-- EXERCISE DATA follows --
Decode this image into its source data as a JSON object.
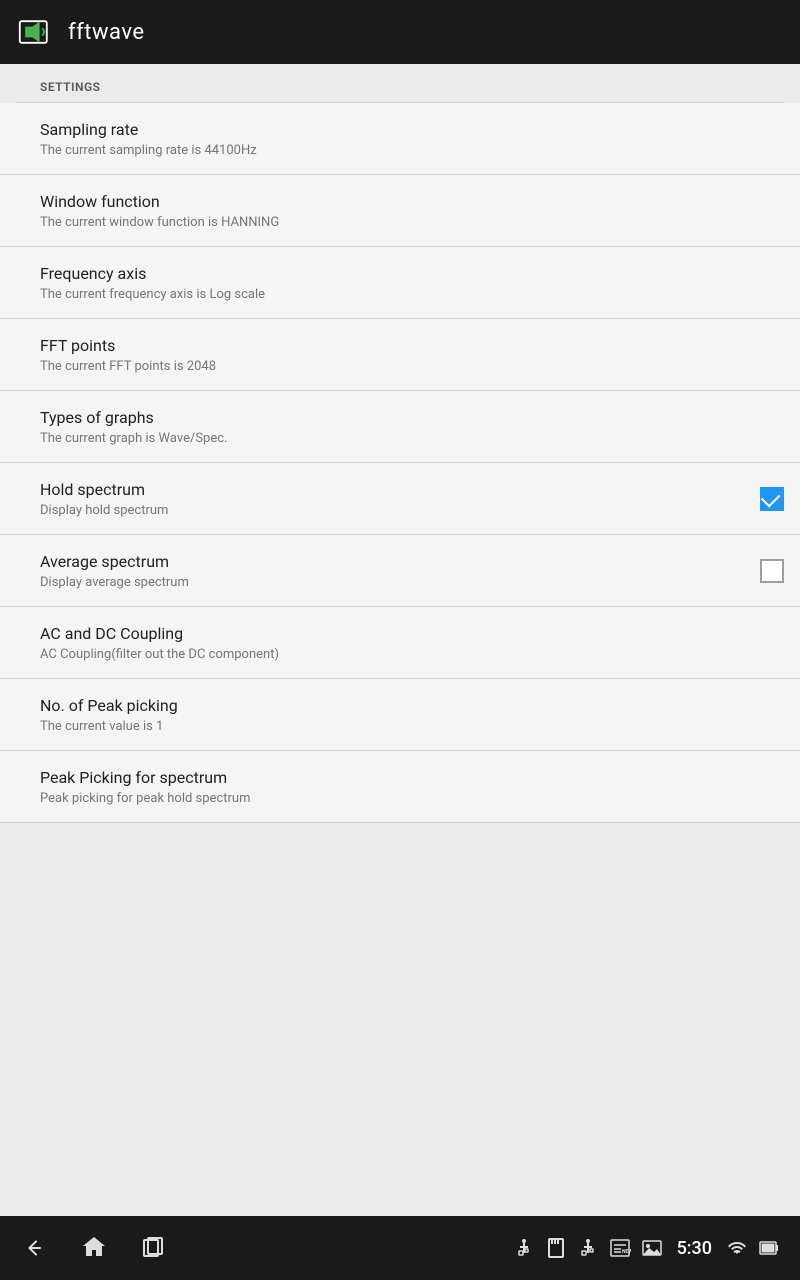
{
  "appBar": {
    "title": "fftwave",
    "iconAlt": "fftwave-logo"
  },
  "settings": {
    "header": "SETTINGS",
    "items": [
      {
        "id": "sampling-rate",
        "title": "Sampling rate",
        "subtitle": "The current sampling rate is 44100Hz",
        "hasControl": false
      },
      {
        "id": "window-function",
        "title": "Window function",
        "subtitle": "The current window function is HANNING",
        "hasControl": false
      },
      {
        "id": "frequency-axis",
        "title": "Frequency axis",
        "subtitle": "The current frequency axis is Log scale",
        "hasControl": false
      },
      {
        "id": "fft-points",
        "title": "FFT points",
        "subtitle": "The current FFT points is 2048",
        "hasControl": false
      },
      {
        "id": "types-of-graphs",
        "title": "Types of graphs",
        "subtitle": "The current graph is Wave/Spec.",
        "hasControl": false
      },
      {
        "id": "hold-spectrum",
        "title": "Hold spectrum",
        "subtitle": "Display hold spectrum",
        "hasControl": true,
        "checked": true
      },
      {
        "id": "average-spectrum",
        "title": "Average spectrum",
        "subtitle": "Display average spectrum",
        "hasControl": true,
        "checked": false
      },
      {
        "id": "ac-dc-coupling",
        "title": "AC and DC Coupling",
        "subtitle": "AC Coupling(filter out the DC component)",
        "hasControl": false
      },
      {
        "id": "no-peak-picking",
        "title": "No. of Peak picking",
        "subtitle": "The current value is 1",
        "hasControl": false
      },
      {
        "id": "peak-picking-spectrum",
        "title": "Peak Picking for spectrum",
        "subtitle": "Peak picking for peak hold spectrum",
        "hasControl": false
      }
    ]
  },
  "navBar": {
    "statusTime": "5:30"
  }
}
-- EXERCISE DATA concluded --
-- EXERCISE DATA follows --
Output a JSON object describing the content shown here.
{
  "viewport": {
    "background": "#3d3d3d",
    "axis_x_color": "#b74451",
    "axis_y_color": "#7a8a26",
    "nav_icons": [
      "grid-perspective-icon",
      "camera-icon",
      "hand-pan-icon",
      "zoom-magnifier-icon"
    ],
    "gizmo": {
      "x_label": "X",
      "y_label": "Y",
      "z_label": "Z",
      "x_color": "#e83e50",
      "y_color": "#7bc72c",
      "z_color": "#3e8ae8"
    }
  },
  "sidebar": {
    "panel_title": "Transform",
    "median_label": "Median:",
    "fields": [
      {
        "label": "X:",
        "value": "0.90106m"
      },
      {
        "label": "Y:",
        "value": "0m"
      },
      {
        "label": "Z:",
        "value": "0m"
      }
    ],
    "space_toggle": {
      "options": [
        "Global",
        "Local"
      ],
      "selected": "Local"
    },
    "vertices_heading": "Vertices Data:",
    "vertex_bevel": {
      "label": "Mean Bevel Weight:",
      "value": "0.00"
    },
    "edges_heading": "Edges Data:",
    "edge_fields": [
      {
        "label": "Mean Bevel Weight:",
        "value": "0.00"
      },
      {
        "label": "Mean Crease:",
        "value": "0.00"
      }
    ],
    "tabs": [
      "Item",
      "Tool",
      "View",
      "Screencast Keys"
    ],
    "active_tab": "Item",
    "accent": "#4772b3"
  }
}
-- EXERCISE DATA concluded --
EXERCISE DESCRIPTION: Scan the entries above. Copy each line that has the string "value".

RESPONSE:
        "subtitle": "The current value is 1",
        "value": "0.90106m"
        "value": "0m"
        "value": "0m"
      "value": "0.00"
        "value": "0.00"
        "value": "0.00"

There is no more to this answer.